This fight will be different than others in our region against new fossil fuel infrastructure, as it does not involve just bulk fossil fuel transport or an export market. It is a fight over how active power demand will be supplied and/or reduced. It is thus a critical nexus for engaging a broader set of questions concerning how we achieve radical reductions in emissions built in to our current ways of living. The range of scenarios conceivable to those in power are all predicated on the inherent need for continued economic expansion, and thus are inimical to life. They literally cannot envisage a shift away from their market logic even if the consequence for not doing so is the end of the world.

We can. We can envision far more aggressive reductions in power consumption when we don’t assume corporate profit is necessary, important, or particularly desirable. We can talk about the economic inequality in power consumption, where a wealthy minority consumes a hugely disproportionate amount of energy, while institutional discourse will always prefer to make us all equally liable for climate chaos. We can envision efforts at installing distributed renewable energy as earnest and aggressive as one would expect if everything depended on it.

PGE’s construction of the first Carty gas-fired plant in 2016, and the hasty permit approvals it is receiving for the second one, illustrate how completely meaningless broad aspirational climate laws, pacts, and proclamations without any implementing details are. The institutions have failed us completely on a matter central to the prospects for wellbeing and survival of people and the planet. We must articulate a vision beyond their scope, and we must pursue it outside the channels of their power.

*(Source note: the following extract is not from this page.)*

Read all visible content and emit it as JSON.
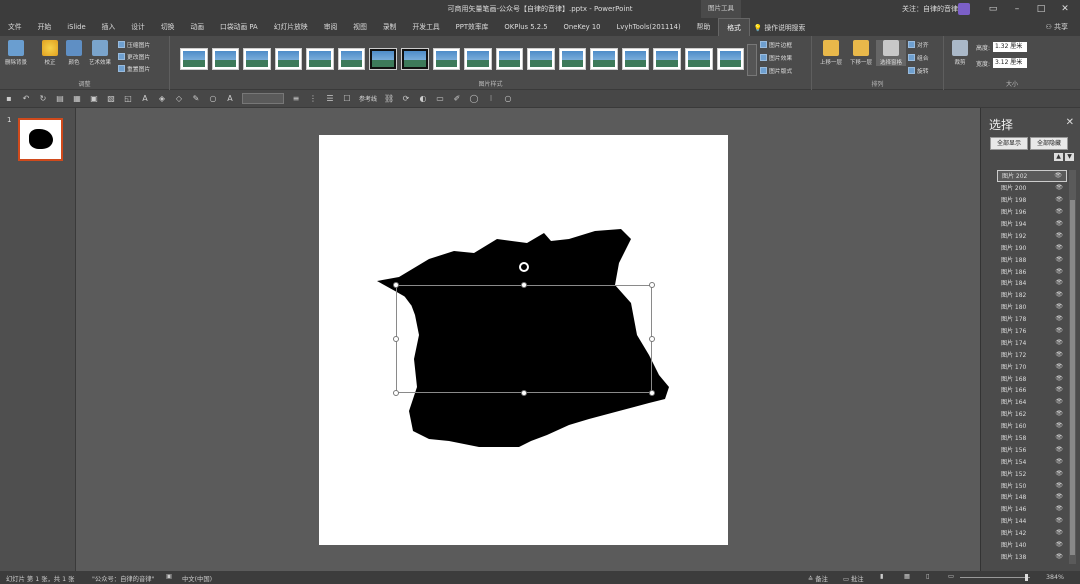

  1. ORS 468A.205 section 1 tells us: “The Legislative Assembly declares that it is the policy of this state to reduce greenhouse gas emissions in Oregon . . .” and gives the emissions targets before summarily concluding: “This section does not create any additional regulatory authority for an agency of the executive department . . .”
  2. More specifically, if Oregon has a climate plan it’s a combination of the OGWC’s most recent biennial report to the legislature and the Roadmap to 2020 One quickly finds, however, that embedded in these documents are details and assumptions from many other documents. A more detailed map of the interrelations between these different agency efforts will be in a future blog post.
  3. The tepid fanfare: “With these numbers we can report with continued confidence that Oregon likely did meet its first greenhouse gas reduction goal of arresting emissions growth and beginning to reduce emissions after 2010. This conclusion is a positive one, but we must temper it with a few possible caveats: 2009 and 2010 emissions were likely suppressed by continued effects of the recession . . .” (OGWC 2015 Report to Legislature p. 29)
  4. This post is intended to be the first of a series. The magical disappearing carbon act will be documented in far more painfully thorough detail shortly.
  5. The confession that follows the fanfare: “Now for the less positive news: despite an overall lower forecast than previously reported thanks to the implementation of Oregon’s RPS and other policies, that forecast is not expected to come within striking distance of our 2020 and 2050 emission reduction goals. Rather, with 5 years left to a go we appear to be on track to miss our 2020 goal by just over 11 million MTCO2e. That gap widens to 32 million MTCO2e in 2035 on a linear path to our 2050 goal.” (OGWC 2015 Report to Legislature p. 32)
  6. Portland General Electric 2016 Integrated Resource Plan (p. 212)